# Task description
Filter the material, keeping only lines with the word "Data".
- - -
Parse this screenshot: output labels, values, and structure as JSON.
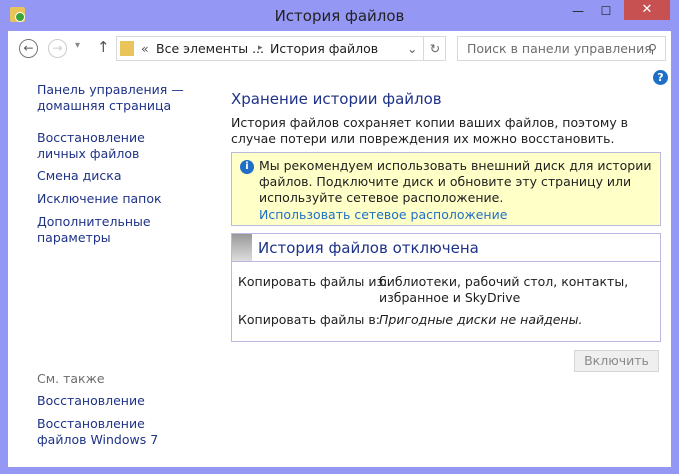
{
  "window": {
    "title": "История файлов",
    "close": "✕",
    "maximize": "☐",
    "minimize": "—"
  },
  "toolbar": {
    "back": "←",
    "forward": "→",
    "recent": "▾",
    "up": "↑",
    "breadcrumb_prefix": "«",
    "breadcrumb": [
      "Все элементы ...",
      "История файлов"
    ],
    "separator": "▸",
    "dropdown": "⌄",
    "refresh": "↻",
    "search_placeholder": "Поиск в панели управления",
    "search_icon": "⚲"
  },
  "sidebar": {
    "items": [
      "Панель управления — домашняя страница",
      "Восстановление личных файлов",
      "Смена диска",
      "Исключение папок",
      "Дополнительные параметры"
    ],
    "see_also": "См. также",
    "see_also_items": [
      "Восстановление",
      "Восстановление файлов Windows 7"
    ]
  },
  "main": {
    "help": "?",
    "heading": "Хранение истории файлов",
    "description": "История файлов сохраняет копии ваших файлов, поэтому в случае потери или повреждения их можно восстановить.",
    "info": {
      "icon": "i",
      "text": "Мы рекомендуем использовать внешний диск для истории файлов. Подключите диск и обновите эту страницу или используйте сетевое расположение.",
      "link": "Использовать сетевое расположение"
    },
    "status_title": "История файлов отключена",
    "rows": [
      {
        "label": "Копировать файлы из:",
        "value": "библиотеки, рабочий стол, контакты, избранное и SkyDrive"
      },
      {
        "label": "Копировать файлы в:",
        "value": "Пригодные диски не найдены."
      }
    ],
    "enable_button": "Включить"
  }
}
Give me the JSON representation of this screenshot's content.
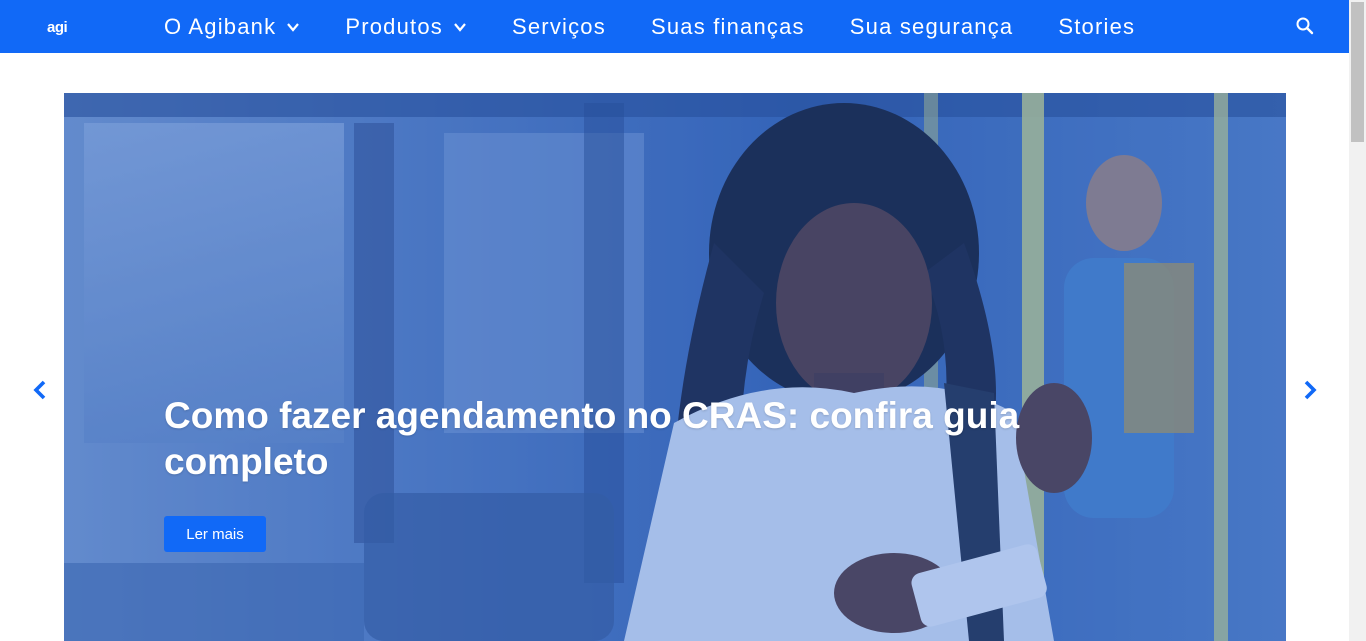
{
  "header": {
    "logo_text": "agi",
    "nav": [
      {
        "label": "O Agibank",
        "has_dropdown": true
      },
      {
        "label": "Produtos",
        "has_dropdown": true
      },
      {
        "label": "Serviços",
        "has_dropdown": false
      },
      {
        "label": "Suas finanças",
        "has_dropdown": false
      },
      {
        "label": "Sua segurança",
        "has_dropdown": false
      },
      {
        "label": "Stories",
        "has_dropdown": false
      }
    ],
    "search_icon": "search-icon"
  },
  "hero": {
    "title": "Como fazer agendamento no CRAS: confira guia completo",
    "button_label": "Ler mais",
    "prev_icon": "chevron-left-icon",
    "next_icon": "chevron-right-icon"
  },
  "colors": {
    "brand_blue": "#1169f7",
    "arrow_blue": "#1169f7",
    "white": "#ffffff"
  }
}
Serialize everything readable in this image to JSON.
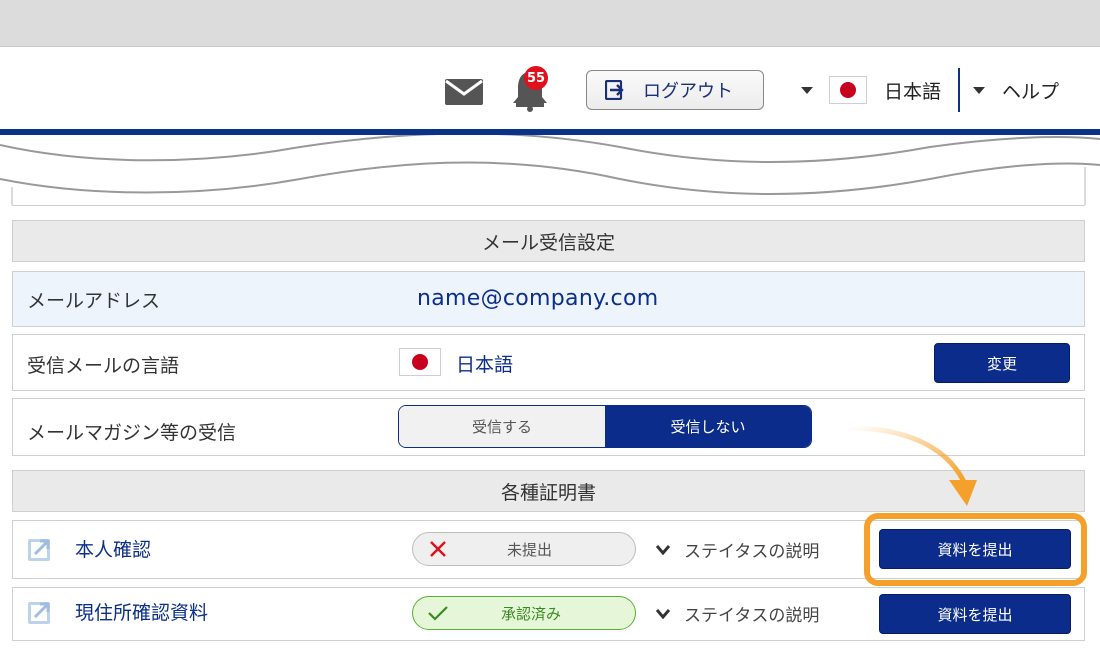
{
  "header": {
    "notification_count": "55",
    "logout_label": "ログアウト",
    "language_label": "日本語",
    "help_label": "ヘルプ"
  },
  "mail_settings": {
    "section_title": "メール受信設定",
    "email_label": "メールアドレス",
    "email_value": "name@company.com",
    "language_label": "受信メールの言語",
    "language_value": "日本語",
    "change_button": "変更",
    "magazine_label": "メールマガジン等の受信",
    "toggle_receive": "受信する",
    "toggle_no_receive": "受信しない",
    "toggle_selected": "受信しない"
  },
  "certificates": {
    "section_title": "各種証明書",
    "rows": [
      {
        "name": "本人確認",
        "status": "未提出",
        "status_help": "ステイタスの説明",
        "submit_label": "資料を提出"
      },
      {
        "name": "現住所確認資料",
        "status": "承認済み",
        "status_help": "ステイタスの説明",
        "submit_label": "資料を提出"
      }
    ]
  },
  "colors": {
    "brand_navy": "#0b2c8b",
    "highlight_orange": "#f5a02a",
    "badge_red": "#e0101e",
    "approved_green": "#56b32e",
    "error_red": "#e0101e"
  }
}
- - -
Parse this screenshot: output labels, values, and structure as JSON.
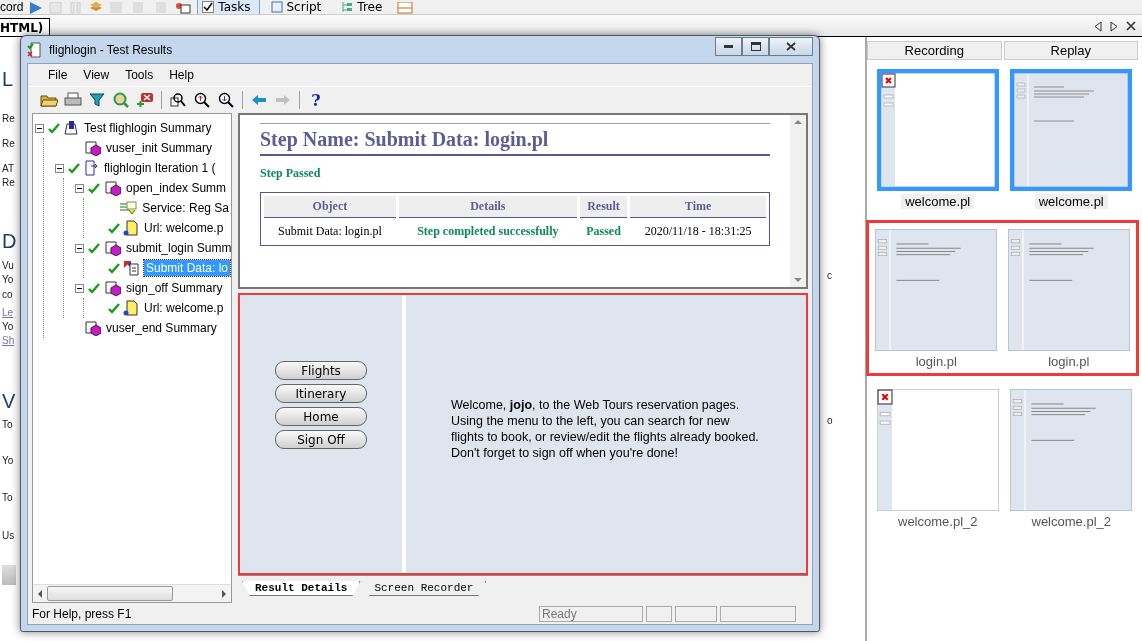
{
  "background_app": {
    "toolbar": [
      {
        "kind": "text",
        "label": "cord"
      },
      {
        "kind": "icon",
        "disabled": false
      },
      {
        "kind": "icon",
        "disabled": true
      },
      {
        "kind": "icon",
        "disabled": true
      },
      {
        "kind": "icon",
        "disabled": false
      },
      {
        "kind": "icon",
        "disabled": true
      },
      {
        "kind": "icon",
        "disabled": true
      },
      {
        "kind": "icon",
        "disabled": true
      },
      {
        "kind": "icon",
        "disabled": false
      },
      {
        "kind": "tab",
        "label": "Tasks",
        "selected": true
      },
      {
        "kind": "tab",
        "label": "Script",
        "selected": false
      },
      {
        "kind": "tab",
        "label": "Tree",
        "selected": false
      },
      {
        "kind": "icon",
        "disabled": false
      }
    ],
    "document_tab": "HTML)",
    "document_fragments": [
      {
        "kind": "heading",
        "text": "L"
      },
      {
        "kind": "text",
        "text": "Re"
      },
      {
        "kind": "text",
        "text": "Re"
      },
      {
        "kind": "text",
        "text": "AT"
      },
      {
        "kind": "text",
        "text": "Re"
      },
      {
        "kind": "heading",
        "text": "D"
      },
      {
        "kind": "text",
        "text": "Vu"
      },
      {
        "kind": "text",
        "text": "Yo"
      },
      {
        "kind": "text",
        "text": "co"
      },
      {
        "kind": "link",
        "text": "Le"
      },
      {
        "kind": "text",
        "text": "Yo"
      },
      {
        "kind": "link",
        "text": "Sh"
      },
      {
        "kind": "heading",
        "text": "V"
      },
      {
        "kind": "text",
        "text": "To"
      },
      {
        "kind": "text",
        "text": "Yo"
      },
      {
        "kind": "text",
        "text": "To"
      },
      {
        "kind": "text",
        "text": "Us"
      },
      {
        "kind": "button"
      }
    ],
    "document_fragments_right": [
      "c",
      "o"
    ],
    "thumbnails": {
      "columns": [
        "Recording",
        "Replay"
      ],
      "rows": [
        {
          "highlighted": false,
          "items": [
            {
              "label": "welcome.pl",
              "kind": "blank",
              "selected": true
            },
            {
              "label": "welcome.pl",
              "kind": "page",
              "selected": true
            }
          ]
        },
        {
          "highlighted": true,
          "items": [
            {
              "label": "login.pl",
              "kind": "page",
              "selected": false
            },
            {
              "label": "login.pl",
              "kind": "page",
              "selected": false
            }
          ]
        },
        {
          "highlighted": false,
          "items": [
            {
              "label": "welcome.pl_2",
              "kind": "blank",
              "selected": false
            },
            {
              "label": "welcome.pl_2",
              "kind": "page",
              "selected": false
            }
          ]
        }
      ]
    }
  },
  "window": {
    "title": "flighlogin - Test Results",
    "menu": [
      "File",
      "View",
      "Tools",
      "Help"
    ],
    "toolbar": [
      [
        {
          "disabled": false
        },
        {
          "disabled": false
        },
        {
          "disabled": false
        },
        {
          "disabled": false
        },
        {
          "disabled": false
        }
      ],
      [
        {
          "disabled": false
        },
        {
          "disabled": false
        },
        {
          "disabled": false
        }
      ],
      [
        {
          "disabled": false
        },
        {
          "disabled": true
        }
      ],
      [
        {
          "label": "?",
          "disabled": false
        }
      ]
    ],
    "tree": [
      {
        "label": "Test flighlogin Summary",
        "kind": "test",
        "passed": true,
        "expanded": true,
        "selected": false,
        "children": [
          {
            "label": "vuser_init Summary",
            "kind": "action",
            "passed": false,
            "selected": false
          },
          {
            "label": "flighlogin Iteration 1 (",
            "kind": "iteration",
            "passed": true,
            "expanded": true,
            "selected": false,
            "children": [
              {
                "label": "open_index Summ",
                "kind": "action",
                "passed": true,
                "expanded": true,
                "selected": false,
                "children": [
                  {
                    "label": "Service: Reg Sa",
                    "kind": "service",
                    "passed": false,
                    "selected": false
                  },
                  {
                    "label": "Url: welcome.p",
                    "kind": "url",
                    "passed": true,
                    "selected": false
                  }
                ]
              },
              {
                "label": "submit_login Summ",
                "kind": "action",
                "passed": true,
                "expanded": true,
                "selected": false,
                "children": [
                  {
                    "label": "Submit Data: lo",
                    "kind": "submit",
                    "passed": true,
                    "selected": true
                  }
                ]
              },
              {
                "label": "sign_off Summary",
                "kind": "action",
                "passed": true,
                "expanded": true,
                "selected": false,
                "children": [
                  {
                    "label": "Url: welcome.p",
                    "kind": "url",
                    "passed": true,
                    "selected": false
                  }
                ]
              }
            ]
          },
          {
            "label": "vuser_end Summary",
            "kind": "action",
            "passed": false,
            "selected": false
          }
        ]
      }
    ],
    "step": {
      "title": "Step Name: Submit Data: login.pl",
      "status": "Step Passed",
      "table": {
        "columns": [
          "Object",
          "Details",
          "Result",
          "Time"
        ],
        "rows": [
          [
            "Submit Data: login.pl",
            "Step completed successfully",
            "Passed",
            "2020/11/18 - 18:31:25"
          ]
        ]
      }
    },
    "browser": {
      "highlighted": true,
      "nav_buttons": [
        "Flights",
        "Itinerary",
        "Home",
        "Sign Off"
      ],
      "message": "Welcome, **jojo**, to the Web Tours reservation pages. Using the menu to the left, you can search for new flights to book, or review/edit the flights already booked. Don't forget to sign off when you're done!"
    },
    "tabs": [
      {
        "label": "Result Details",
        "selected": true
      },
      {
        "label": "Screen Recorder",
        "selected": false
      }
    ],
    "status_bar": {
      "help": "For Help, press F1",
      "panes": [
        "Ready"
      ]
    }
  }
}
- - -
# Solution to this exercise
                    "label": "Submit Data: lo",
      "title": "Step Name: Submit Data: login.pl",
            "Submit Data: login.pl",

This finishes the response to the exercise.